+++ AVAILABLE DATA

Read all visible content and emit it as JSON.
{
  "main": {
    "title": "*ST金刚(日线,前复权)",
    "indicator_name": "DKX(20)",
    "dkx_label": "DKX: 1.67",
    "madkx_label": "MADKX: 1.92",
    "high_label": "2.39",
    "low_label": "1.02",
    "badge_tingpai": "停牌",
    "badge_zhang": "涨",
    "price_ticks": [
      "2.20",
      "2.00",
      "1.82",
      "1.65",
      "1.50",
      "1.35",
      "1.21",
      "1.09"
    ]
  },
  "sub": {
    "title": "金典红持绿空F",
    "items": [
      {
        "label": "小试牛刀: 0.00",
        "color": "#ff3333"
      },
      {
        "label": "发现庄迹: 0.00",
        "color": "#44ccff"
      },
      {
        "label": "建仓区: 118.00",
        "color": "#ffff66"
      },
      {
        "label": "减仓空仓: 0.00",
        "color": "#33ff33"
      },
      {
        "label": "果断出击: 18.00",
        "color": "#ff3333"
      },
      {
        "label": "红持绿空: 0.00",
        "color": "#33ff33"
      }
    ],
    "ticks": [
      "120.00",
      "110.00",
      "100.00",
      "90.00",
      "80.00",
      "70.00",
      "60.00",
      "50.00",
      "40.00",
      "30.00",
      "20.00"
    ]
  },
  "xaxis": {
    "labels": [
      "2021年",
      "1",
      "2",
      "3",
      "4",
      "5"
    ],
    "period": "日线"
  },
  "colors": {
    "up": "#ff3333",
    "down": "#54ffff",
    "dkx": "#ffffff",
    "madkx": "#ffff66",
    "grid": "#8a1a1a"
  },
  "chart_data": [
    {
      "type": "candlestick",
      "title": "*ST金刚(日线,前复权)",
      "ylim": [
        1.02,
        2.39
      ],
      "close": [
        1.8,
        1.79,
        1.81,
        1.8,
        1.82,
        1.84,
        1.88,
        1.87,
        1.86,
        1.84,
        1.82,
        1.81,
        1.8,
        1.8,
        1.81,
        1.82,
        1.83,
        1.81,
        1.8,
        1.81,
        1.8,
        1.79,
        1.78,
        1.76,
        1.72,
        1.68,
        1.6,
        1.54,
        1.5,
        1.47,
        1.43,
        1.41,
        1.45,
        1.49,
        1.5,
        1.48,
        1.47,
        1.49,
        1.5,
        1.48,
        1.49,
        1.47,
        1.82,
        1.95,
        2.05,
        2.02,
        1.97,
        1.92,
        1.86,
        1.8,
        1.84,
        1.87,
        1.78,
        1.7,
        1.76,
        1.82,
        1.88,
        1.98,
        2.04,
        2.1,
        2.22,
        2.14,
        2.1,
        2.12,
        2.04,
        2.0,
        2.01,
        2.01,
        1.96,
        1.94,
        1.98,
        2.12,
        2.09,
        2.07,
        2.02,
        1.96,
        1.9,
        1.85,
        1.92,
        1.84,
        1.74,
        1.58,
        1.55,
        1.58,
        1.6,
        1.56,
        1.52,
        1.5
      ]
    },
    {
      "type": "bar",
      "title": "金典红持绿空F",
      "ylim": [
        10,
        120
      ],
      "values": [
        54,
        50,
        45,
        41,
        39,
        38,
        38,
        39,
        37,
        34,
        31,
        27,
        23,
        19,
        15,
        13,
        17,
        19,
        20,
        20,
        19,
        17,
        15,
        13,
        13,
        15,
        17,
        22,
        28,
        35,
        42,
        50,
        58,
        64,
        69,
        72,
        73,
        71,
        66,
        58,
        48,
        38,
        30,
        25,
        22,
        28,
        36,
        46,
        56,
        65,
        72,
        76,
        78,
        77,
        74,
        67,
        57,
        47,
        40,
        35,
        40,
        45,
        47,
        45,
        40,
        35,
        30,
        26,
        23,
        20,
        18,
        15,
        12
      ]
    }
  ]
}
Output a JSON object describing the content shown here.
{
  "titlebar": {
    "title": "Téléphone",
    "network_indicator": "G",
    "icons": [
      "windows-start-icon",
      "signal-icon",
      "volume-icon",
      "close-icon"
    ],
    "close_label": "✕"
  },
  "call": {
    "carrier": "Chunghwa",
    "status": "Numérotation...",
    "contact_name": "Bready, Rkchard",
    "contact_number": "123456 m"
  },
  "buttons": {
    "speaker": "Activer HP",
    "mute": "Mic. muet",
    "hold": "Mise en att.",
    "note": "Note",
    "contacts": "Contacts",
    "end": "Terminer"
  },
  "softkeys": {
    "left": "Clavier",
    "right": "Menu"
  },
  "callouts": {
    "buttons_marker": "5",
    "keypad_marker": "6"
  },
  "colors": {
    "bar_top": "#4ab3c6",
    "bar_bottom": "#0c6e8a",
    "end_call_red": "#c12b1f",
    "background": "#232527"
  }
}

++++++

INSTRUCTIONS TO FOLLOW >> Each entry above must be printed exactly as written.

PROBLEM SOLUTION >>
Read all visible content and emit it as JSON.
{
  "main": {
    "title": "*ST金刚(日线,前复权)",
    "indicator_name": "DKX(20)",
    "dkx_label": "DKX: 1.67",
    "madkx_label": "MADKX: 1.92",
    "high_label": "2.39",
    "low_label": "1.02",
    "badge_tingpai": "停牌",
    "badge_zhang": "涨",
    "price_ticks": [
      "2.20",
      "2.00",
      "1.82",
      "1.65",
      "1.50",
      "1.35",
      "1.21",
      "1.09"
    ]
  },
  "sub": {
    "title": "金典红持绿空F",
    "items": [
      {
        "label": "小试牛刀: 0.00",
        "color": "#ff3333"
      },
      {
        "label": "发现庄迹: 0.00",
        "color": "#44ccff"
      },
      {
        "label": "建仓区: 118.00",
        "color": "#ffff66"
      },
      {
        "label": "减仓空仓: 0.00",
        "color": "#33ff33"
      },
      {
        "label": "果断出击: 18.00",
        "color": "#ff3333"
      },
      {
        "label": "红持绿空: 0.00",
        "color": "#33ff33"
      }
    ],
    "ticks": [
      "120.00",
      "110.00",
      "100.00",
      "90.00",
      "80.00",
      "70.00",
      "60.00",
      "50.00",
      "40.00",
      "30.00",
      "20.00"
    ]
  },
  "xaxis": {
    "labels": [
      "2021年",
      "1",
      "2",
      "3",
      "4",
      "5"
    ],
    "period": "日线"
  },
  "colors": {
    "up": "#ff3333",
    "down": "#54ffff",
    "dkx": "#ffffff",
    "madkx": "#ffff66",
    "grid": "#8a1a1a"
  },
  "chart_data": [
    {
      "type": "candlestick",
      "title": "*ST金刚(日线,前复权)",
      "ylim": [
        1.02,
        2.39
      ],
      "close": [
        1.8,
        1.79,
        1.81,
        1.8,
        1.82,
        1.84,
        1.88,
        1.87,
        1.86,
        1.84,
        1.82,
        1.81,
        1.8,
        1.8,
        1.81,
        1.82,
        1.83,
        1.81,
        1.8,
        1.81,
        1.8,
        1.79,
        1.78,
        1.76,
        1.72,
        1.68,
        1.6,
        1.54,
        1.5,
        1.47,
        1.43,
        1.41,
        1.45,
        1.49,
        1.5,
        1.48,
        1.47,
        1.49,
        1.5,
        1.48,
        1.49,
        1.47,
        1.82,
        1.95,
        2.05,
        2.02,
        1.97,
        1.92,
        1.86,
        1.8,
        1.84,
        1.87,
        1.78,
        1.7,
        1.76,
        1.82,
        1.88,
        1.98,
        2.04,
        2.1,
        2.22,
        2.14,
        2.1,
        2.12,
        2.04,
        2.0,
        2.01,
        2.01,
        1.96,
        1.94,
        1.98,
        2.12,
        2.09,
        2.07,
        2.02,
        1.96,
        1.9,
        1.85,
        1.92,
        1.84,
        1.74,
        1.58,
        1.55,
        1.58,
        1.6,
        1.56,
        1.52,
        1.5
      ]
    },
    {
      "type": "bar",
      "title": "金典红持绿空F",
      "ylim": [
        10,
        120
      ],
      "values": [
        54,
        50,
        45,
        41,
        39,
        38,
        38,
        39,
        37,
        34,
        31,
        27,
        23,
        19,
        15,
        13,
        17,
        19,
        20,
        20,
        19,
        17,
        15,
        13,
        13,
        15,
        17,
        22,
        28,
        35,
        42,
        50,
        58,
        64,
        69,
        72,
        73,
        71,
        66,
        58,
        48,
        38,
        30,
        25,
        22,
        28,
        36,
        46,
        56,
        65,
        72,
        76,
        78,
        77,
        74,
        67,
        57,
        47,
        40,
        35,
        40,
        45,
        47,
        45,
        40,
        35,
        30,
        26,
        23,
        20,
        18,
        15,
        12
      ]
    }
  ]
}
Output a JSON object describing the content shown here.
{
  "titlebar": {
    "title": "Téléphone",
    "network_indicator": "G",
    "icons": [
      "windows-start-icon",
      "signal-icon",
      "volume-icon",
      "close-icon"
    ],
    "close_label": "✕"
  },
  "call": {
    "carrier": "Chunghwa",
    "status": "Numérotation...",
    "contact_name": "Bready, Rkchard",
    "contact_number": "123456 m"
  },
  "buttons": {
    "speaker": "Activer HP",
    "mute": "Mic. muet",
    "hold": "Mise en att.",
    "note": "Note",
    "contacts": "Contacts",
    "end": "Terminer"
  },
  "softkeys": {
    "left": "Clavier",
    "right": "Menu"
  },
  "callouts": {
    "buttons_marker": "5",
    "keypad_marker": "6"
  },
  "colors": {
    "bar_top": "#4ab3c6",
    "bar_bottom": "#0c6e8a",
    "end_call_red": "#c12b1f",
    "background": "#232527"
  }
}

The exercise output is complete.